WHAT YOU ARE ASKED TO DO = Some lines in the listing may contain the word "symbol". Say how many, with the number alone.

Start of DATA RECORDS

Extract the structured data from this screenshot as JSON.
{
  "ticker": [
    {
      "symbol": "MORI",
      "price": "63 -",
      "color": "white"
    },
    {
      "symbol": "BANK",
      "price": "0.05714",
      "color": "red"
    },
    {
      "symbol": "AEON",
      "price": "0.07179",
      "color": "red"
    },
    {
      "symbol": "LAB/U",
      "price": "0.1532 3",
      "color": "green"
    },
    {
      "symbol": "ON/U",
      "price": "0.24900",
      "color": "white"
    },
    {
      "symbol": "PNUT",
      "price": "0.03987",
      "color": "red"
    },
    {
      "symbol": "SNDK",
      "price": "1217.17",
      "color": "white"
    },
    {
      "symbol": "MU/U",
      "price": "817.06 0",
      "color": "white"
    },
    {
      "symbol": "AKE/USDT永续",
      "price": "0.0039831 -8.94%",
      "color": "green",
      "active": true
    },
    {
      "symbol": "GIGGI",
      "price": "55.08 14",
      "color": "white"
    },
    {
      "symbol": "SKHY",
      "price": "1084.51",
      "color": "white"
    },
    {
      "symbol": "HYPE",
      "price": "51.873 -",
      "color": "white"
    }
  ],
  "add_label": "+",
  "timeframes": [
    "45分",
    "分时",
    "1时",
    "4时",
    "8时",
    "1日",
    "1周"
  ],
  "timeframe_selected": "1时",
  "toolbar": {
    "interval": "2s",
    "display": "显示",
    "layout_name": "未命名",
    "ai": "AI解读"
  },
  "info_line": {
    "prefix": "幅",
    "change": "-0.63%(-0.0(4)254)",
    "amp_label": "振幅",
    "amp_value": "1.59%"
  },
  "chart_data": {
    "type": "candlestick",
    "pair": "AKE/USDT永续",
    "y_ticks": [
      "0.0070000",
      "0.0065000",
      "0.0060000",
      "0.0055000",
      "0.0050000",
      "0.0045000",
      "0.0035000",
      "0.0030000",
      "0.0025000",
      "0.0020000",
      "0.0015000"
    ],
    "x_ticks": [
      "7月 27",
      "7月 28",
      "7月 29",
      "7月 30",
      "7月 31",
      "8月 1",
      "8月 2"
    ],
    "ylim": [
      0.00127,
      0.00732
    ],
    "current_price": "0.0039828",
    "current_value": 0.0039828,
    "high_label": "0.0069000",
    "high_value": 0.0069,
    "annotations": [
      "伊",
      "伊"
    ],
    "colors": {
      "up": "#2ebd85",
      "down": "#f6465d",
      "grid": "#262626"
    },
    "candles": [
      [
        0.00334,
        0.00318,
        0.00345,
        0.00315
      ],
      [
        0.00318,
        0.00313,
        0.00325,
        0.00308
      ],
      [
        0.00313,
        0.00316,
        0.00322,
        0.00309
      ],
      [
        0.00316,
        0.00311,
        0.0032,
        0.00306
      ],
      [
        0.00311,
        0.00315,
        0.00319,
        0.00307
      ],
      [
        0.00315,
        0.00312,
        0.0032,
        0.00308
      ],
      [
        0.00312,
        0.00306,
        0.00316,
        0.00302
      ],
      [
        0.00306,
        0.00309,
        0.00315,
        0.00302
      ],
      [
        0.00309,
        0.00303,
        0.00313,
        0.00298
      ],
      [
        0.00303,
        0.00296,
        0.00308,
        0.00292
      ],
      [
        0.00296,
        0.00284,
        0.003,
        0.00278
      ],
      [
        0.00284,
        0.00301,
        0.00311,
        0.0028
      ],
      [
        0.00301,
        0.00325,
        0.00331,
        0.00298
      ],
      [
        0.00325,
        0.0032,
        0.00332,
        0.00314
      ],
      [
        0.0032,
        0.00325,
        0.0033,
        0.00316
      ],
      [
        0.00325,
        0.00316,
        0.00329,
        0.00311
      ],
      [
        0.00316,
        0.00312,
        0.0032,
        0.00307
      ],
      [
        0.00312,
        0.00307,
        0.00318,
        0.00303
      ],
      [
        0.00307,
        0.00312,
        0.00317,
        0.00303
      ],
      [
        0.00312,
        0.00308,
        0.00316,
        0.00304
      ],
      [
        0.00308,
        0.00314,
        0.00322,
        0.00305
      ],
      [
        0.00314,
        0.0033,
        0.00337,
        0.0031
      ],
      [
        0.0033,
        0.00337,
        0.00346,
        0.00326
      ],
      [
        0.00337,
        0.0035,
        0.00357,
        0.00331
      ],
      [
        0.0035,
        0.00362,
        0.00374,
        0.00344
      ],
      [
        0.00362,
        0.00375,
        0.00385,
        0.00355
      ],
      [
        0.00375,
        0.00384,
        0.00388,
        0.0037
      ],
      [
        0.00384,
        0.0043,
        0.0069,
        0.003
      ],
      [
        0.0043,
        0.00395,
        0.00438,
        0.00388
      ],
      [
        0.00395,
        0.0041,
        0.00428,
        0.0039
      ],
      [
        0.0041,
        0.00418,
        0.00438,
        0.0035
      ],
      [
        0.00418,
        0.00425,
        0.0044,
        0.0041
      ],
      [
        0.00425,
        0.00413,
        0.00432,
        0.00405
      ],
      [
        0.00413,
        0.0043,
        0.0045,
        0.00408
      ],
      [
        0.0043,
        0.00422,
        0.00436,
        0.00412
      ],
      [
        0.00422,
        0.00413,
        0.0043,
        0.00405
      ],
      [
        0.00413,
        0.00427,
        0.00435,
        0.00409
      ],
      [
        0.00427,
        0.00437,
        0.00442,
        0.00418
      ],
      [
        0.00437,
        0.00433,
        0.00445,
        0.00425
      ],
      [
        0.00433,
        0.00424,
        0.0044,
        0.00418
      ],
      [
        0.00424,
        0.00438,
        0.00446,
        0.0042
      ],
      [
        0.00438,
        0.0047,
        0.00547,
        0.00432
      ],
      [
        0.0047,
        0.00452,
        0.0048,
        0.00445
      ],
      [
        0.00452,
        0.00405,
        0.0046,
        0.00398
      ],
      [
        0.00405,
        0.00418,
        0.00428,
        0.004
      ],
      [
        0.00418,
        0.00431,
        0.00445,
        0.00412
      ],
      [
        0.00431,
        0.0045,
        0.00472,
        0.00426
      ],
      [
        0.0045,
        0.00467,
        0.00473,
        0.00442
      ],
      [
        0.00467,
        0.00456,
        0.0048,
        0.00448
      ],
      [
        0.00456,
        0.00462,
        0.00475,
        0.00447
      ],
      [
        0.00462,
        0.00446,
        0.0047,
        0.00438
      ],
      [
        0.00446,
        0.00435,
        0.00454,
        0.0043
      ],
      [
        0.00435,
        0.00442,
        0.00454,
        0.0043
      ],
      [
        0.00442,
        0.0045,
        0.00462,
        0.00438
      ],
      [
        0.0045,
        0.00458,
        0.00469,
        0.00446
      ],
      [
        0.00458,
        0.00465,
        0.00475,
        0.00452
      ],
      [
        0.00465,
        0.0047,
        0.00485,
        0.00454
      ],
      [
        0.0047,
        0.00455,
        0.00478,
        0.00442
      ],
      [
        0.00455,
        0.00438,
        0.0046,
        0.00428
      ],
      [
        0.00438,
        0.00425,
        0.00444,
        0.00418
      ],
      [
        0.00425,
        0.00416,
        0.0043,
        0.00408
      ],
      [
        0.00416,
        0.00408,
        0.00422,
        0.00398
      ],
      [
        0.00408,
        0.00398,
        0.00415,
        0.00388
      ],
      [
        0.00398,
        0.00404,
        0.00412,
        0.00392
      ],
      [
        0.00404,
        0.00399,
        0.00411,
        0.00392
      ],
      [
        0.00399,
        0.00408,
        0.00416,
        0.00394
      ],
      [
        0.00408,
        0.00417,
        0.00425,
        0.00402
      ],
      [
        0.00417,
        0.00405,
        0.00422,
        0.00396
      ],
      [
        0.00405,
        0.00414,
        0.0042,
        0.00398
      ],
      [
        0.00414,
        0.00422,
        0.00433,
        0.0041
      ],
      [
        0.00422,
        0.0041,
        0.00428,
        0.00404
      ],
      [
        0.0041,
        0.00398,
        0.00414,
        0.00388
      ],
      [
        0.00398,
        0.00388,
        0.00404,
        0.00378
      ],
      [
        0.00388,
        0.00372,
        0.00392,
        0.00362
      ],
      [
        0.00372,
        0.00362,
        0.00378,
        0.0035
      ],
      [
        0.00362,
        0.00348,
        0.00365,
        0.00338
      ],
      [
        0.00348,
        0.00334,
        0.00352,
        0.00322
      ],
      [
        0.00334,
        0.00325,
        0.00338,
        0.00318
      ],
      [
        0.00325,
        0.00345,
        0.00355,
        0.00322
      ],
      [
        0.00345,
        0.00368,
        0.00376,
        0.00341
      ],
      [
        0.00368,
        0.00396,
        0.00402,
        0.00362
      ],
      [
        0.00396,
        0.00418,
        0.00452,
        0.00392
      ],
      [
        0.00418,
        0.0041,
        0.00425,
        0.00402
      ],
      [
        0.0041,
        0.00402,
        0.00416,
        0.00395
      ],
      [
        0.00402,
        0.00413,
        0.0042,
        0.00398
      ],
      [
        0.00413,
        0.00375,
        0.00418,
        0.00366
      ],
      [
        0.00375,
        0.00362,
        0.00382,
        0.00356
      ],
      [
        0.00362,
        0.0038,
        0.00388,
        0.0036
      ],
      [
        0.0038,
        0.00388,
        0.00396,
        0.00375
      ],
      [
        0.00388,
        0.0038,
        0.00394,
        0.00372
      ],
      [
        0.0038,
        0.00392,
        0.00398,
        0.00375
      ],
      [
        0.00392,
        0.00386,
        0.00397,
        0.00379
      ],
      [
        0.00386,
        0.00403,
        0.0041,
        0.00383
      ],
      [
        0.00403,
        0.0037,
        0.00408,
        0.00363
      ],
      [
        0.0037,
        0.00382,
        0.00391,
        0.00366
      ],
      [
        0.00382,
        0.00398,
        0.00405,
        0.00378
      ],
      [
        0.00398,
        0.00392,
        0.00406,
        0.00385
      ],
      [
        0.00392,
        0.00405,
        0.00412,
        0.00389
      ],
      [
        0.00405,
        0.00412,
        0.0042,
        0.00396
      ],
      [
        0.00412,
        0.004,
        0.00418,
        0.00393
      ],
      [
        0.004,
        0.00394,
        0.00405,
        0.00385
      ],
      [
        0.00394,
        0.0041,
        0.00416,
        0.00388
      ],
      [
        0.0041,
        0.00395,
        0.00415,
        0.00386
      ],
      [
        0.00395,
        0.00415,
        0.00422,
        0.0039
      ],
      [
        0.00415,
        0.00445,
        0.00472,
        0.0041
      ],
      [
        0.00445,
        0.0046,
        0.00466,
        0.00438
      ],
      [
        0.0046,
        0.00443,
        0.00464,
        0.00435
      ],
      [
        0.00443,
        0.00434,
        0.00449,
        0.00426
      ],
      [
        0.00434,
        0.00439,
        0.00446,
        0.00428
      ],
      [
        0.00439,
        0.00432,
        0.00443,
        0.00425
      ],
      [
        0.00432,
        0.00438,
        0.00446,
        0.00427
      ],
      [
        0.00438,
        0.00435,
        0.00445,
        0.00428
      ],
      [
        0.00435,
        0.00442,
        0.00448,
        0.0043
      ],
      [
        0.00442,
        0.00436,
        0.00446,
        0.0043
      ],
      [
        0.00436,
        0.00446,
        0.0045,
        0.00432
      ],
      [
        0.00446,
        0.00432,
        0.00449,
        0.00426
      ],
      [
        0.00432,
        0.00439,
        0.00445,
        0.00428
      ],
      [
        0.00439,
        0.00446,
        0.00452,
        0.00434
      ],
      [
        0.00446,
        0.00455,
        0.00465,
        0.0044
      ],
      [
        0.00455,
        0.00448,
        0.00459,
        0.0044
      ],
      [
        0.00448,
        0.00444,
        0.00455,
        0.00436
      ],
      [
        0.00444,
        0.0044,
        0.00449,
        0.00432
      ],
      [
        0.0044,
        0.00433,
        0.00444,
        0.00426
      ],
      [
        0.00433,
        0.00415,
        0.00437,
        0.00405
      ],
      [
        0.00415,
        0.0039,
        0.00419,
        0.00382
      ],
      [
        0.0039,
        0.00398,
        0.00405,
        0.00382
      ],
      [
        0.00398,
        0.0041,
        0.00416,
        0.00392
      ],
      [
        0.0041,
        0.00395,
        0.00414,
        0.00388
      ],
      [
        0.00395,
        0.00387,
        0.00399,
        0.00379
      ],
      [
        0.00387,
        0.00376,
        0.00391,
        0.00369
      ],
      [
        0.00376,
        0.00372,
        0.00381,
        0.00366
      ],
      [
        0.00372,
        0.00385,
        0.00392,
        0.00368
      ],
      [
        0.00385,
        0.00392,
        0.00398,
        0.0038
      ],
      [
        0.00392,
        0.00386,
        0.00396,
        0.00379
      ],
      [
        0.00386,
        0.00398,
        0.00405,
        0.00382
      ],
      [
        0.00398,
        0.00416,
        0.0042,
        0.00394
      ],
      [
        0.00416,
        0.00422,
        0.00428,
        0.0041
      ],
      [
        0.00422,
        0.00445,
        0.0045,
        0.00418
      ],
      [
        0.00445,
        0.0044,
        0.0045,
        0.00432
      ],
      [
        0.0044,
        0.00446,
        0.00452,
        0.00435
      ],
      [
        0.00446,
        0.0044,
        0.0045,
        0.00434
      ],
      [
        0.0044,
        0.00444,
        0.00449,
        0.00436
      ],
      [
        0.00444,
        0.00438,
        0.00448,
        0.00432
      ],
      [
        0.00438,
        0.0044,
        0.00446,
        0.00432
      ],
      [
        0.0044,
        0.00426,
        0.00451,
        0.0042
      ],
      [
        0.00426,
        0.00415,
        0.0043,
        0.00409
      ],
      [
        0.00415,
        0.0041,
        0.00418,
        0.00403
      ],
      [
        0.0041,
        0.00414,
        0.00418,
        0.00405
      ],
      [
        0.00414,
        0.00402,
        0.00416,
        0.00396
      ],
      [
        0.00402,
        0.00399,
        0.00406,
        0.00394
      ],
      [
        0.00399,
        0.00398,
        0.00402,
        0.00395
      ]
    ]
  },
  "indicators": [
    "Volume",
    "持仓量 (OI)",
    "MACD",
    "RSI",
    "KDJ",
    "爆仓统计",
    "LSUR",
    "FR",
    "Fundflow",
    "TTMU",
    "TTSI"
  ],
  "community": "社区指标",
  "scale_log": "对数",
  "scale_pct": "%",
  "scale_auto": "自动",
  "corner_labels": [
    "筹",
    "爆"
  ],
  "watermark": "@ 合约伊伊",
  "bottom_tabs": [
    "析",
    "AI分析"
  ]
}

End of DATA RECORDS

SOLUTION = 12